**What is needed:**
Produce an exact copy of all the records.

Interface dataset entries
=== Section Start ===
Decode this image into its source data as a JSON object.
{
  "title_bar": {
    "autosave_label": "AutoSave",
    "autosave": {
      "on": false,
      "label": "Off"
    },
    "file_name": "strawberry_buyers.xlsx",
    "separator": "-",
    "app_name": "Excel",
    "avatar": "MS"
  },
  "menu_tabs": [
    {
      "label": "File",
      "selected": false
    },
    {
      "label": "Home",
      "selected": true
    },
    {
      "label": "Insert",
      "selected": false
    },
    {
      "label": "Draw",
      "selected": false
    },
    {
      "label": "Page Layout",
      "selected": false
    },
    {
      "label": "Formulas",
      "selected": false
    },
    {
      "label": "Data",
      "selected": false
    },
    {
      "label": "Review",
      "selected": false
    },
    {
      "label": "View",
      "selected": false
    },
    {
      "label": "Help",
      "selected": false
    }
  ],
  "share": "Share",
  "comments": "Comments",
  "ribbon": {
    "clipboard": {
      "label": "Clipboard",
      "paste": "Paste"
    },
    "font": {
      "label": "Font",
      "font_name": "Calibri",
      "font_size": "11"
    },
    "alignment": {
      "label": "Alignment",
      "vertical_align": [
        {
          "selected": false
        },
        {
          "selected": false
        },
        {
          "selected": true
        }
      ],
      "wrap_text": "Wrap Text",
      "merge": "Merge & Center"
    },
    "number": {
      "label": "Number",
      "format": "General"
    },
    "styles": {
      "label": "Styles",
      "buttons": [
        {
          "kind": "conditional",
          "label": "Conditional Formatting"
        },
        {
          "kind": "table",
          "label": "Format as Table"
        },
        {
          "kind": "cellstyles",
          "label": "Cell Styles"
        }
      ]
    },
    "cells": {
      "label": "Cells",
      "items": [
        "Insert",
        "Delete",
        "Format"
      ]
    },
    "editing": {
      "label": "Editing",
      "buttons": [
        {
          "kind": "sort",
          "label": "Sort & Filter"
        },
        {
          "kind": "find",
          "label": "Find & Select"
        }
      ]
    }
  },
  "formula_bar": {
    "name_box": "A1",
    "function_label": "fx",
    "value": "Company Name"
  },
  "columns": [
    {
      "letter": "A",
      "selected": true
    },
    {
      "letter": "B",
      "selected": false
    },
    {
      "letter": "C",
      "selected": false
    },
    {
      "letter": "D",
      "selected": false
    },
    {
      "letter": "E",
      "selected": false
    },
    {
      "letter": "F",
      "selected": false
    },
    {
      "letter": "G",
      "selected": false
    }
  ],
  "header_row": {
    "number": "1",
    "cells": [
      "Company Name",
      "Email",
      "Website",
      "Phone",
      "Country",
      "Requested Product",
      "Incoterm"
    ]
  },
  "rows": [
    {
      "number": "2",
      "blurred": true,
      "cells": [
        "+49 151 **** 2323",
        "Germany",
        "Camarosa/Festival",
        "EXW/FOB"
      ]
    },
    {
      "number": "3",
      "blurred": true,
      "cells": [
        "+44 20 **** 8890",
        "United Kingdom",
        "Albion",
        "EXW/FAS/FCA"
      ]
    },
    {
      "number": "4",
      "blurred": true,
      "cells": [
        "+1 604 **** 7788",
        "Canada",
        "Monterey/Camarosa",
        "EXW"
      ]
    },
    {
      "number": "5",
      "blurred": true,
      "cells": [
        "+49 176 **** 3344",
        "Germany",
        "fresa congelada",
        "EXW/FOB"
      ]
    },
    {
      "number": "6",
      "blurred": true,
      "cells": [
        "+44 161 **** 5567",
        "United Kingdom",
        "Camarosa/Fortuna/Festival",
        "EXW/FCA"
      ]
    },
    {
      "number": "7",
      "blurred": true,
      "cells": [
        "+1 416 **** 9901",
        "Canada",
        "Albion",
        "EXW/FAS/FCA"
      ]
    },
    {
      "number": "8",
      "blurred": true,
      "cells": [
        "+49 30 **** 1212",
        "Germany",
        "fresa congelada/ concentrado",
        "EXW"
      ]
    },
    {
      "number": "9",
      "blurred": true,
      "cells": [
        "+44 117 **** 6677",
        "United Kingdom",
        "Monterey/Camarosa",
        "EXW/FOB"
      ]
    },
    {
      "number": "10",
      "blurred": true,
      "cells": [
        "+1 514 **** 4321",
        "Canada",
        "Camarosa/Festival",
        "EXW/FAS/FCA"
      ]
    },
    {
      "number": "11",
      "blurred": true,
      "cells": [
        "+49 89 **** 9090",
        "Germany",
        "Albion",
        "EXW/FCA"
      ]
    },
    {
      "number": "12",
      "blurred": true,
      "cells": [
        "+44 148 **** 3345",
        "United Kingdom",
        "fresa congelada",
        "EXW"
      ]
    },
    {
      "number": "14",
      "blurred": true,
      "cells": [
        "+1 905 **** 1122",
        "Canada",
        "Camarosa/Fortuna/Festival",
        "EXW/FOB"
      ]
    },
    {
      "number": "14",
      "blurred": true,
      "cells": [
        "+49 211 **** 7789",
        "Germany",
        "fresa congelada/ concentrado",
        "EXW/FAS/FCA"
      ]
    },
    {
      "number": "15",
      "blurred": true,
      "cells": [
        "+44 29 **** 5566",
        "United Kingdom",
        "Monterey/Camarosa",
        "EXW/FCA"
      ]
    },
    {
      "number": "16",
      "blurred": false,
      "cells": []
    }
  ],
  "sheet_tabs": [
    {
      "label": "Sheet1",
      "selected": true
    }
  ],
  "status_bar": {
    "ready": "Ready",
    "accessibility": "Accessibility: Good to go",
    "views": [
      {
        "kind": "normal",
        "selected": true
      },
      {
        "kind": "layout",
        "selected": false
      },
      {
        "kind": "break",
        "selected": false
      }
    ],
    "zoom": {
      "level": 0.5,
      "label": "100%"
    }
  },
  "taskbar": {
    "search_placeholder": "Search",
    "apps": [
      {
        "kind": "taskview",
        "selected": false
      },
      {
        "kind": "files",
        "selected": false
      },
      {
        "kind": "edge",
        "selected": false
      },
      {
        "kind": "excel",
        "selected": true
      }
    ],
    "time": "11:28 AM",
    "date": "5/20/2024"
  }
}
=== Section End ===
**Answer to this task:**
Decode this image into its source data as a JSON object.
{
  "title_bar": {
    "autosave_label": "AutoSave",
    "autosave": {
      "on": false,
      "label": "Off"
    },
    "file_name": "strawberry_buyers.xlsx",
    "separator": "-",
    "app_name": "Excel",
    "avatar": "MS"
  },
  "menu_tabs": [
    {
      "label": "File",
      "selected": false
    },
    {
      "label": "Home",
      "selected": true
    },
    {
      "label": "Insert",
      "selected": false
    },
    {
      "label": "Draw",
      "selected": false
    },
    {
      "label": "Page Layout",
      "selected": false
    },
    {
      "label": "Formulas",
      "selected": false
    },
    {
      "label": "Data",
      "selected": false
    },
    {
      "label": "Review",
      "selected": false
    },
    {
      "label": "View",
      "selected": false
    },
    {
      "label": "Help",
      "selected": false
    }
  ],
  "share": "Share",
  "comments": "Comments",
  "ribbon": {
    "clipboard": {
      "label": "Clipboard",
      "paste": "Paste"
    },
    "font": {
      "label": "Font",
      "font_name": "Calibri",
      "font_size": "11"
    },
    "alignment": {
      "label": "Alignment",
      "vertical_align": [
        {
          "selected": false
        },
        {
          "selected": false
        },
        {
          "selected": true
        }
      ],
      "wrap_text": "Wrap Text",
      "merge": "Merge & Center"
    },
    "number": {
      "label": "Number",
      "format": "General"
    },
    "styles": {
      "label": "Styles",
      "buttons": [
        {
          "kind": "conditional",
          "label": "Conditional Formatting"
        },
        {
          "kind": "table",
          "label": "Format as Table"
        },
        {
          "kind": "cellstyles",
          "label": "Cell Styles"
        }
      ]
    },
    "cells": {
      "label": "Cells",
      "items": [
        "Insert",
        "Delete",
        "Format"
      ]
    },
    "editing": {
      "label": "Editing",
      "buttons": [
        {
          "kind": "sort",
          "label": "Sort & Filter"
        },
        {
          "kind": "find",
          "label": "Find & Select"
        }
      ]
    }
  },
  "formula_bar": {
    "name_box": "A1",
    "function_label": "fx",
    "value": "Company Name"
  },
  "columns": [
    {
      "letter": "A",
      "selected": true
    },
    {
      "letter": "B",
      "selected": false
    },
    {
      "letter": "C",
      "selected": false
    },
    {
      "letter": "D",
      "selected": false
    },
    {
      "letter": "E",
      "selected": false
    },
    {
      "letter": "F",
      "selected": false
    },
    {
      "letter": "G",
      "selected": false
    }
  ],
  "header_row": {
    "number": "1",
    "cells": [
      "Company Name",
      "Email",
      "Website",
      "Phone",
      "Country",
      "Requested Product",
      "Incoterm"
    ]
  },
  "rows": [
    {
      "number": "2",
      "blurred": true,
      "cells": [
        "+49 151 **** 2323",
        "Germany",
        "Camarosa/Festival",
        "EXW/FOB"
      ]
    },
    {
      "number": "3",
      "blurred": true,
      "cells": [
        "+44 20 **** 8890",
        "United Kingdom",
        "Albion",
        "EXW/FAS/FCA"
      ]
    },
    {
      "number": "4",
      "blurred": true,
      "cells": [
        "+1 604 **** 7788",
        "Canada",
        "Monterey/Camarosa",
        "EXW"
      ]
    },
    {
      "number": "5",
      "blurred": true,
      "cells": [
        "+49 176 **** 3344",
        "Germany",
        "fresa congelada",
        "EXW/FOB"
      ]
    },
    {
      "number": "6",
      "blurred": true,
      "cells": [
        "+44 161 **** 5567",
        "United Kingdom",
        "Camarosa/Fortuna/Festival",
        "EXW/FCA"
      ]
    },
    {
      "number": "7",
      "blurred": true,
      "cells": [
        "+1 416 **** 9901",
        "Canada",
        "Albion",
        "EXW/FAS/FCA"
      ]
    },
    {
      "number": "8",
      "blurred": true,
      "cells": [
        "+49 30 **** 1212",
        "Germany",
        "fresa congelada/ concentrado",
        "EXW"
      ]
    },
    {
      "number": "9",
      "blurred": true,
      "cells": [
        "+44 117 **** 6677",
        "United Kingdom",
        "Monterey/Camarosa",
        "EXW/FOB"
      ]
    },
    {
      "number": "10",
      "blurred": true,
      "cells": [
        "+1 514 **** 4321",
        "Canada",
        "Camarosa/Festival",
        "EXW/FAS/FCA"
      ]
    },
    {
      "number": "11",
      "blurred": true,
      "cells": [
        "+49 89 **** 9090",
        "Germany",
        "Albion",
        "EXW/FCA"
      ]
    },
    {
      "number": "12",
      "blurred": true,
      "cells": [
        "+44 148 **** 3345",
        "United Kingdom",
        "fresa congelada",
        "EXW"
      ]
    },
    {
      "number": "14",
      "blurred": true,
      "cells": [
        "+1 905 **** 1122",
        "Canada",
        "Camarosa/Fortuna/Festival",
        "EXW/FOB"
      ]
    },
    {
      "number": "14",
      "blurred": true,
      "cells": [
        "+49 211 **** 7789",
        "Germany",
        "fresa congelada/ concentrado",
        "EXW/FAS/FCA"
      ]
    },
    {
      "number": "15",
      "blurred": true,
      "cells": [
        "+44 29 **** 5566",
        "United Kingdom",
        "Monterey/Camarosa",
        "EXW/FCA"
      ]
    },
    {
      "number": "16",
      "blurred": false,
      "cells": []
    }
  ],
  "sheet_tabs": [
    {
      "label": "Sheet1",
      "selected": true
    }
  ],
  "status_bar": {
    "ready": "Ready",
    "accessibility": "Accessibility: Good to go",
    "views": [
      {
        "kind": "normal",
        "selected": true
      },
      {
        "kind": "layout",
        "selected": false
      },
      {
        "kind": "break",
        "selected": false
      }
    ],
    "zoom": {
      "level": 0.5,
      "label": "100%"
    }
  },
  "taskbar": {
    "search_placeholder": "Search",
    "apps": [
      {
        "kind": "taskview",
        "selected": false
      },
      {
        "kind": "files",
        "selected": false
      },
      {
        "kind": "edge",
        "selected": false
      },
      {
        "kind": "excel",
        "selected": true
      }
    ],
    "time": "11:28 AM",
    "date": "5/20/2024"
  }
}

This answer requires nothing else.